Polls have opened in Ireland for a referendum on whether to abolish parliament's upper chamber. Closure advocates say debt-strapped Ireland needs the savings. Others say the upper Senate provides a counterbalance.

The Irish began voting in a referendum Friday on whether to do away with their second parliamentary chamber, the Senate. The latest survey by the Irish Times newspaper showed that a majority of 44 percent want its closure. Retention of the upper house was wanted by 29 percent, with a further 29 percent undecided.

Among those opposing closure is the opposition Fianna Fail party. It argues that the government of Prime Minister Enda Kenny wants to centralize its powers by removing the Senate. The upper chamber has limited powers to scrutinize and delay bills.

Kenny's conservative government argues that closure of the 60-member Senate would save Ireland 20 million euros ($27 million) annually.
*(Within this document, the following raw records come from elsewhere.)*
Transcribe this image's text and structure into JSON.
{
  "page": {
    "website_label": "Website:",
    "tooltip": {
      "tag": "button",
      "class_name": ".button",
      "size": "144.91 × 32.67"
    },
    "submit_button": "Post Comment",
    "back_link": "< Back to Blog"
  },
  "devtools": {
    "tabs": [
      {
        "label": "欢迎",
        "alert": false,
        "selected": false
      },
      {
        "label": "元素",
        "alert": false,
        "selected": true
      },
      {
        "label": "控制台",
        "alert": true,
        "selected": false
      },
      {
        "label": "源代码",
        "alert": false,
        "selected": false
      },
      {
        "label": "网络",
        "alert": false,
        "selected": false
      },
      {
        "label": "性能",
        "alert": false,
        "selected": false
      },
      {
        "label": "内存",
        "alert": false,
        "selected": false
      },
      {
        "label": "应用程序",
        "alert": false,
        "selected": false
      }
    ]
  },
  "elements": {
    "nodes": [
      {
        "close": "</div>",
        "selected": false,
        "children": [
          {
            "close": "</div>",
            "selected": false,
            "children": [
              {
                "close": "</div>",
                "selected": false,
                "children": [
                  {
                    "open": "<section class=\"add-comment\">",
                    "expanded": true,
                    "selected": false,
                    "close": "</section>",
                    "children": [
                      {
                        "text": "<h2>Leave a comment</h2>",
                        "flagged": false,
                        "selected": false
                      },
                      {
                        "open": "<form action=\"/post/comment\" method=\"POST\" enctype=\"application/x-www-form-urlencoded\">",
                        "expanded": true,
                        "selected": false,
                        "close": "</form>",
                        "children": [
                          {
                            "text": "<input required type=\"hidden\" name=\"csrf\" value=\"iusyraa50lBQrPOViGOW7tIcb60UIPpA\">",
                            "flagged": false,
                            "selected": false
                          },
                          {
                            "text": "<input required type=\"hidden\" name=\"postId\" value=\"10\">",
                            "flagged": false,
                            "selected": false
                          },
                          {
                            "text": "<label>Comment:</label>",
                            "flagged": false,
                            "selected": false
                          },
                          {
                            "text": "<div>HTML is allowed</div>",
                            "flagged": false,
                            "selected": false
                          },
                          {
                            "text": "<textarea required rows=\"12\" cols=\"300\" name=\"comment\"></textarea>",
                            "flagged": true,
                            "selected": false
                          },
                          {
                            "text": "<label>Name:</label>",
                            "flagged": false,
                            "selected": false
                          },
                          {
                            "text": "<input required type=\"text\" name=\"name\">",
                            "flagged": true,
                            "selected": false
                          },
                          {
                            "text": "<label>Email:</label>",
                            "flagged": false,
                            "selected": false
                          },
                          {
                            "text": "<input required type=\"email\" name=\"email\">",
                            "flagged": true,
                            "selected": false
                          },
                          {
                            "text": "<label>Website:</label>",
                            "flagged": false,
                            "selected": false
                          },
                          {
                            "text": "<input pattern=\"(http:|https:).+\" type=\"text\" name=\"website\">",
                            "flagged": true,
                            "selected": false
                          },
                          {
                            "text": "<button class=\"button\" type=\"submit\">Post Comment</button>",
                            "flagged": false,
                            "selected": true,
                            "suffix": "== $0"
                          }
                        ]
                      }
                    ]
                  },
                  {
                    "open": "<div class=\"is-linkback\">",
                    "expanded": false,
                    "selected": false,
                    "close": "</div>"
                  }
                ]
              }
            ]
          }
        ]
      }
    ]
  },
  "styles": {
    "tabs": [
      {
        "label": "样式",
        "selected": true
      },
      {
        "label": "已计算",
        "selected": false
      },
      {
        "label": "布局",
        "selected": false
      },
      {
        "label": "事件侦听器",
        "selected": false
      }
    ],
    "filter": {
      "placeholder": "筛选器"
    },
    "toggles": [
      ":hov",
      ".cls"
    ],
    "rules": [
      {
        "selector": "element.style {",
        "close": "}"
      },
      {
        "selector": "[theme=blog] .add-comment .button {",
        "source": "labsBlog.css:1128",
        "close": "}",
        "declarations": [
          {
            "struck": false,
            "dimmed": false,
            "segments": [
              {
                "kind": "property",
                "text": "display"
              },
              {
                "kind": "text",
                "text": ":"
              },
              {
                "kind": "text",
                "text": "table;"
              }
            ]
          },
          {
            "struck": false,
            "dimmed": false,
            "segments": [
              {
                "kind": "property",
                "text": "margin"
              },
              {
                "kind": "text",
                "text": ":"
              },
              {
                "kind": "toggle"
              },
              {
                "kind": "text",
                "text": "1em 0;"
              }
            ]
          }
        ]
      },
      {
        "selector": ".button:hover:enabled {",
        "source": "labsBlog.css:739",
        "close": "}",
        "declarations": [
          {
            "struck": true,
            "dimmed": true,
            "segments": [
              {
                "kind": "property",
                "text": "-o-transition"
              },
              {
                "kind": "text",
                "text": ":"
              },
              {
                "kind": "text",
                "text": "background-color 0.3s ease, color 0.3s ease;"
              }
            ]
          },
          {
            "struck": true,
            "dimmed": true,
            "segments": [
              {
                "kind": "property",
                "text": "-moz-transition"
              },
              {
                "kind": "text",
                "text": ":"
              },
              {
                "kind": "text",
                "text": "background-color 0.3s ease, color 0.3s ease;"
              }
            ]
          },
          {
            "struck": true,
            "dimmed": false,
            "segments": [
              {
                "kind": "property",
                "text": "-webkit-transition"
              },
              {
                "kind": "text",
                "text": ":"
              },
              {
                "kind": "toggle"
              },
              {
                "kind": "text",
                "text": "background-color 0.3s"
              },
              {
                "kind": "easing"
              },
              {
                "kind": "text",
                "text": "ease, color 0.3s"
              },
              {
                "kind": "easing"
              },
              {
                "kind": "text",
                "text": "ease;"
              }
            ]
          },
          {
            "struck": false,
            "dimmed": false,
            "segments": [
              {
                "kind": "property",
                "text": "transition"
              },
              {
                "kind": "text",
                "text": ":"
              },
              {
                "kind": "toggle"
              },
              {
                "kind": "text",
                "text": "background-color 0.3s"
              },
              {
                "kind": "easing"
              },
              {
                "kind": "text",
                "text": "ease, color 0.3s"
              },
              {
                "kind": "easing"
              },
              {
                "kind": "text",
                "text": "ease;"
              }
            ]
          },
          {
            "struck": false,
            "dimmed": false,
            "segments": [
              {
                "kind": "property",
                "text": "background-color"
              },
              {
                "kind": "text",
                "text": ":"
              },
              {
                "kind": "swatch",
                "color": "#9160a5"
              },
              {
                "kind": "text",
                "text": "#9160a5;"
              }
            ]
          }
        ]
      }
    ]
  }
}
Ireland's 1937 constitution created a powerful lower house of parliament and a weak upper house. The Senate comprises nominees of both the premier and parliament as well as Irish universities and municipalities.

ipj/jm (dpa, AP)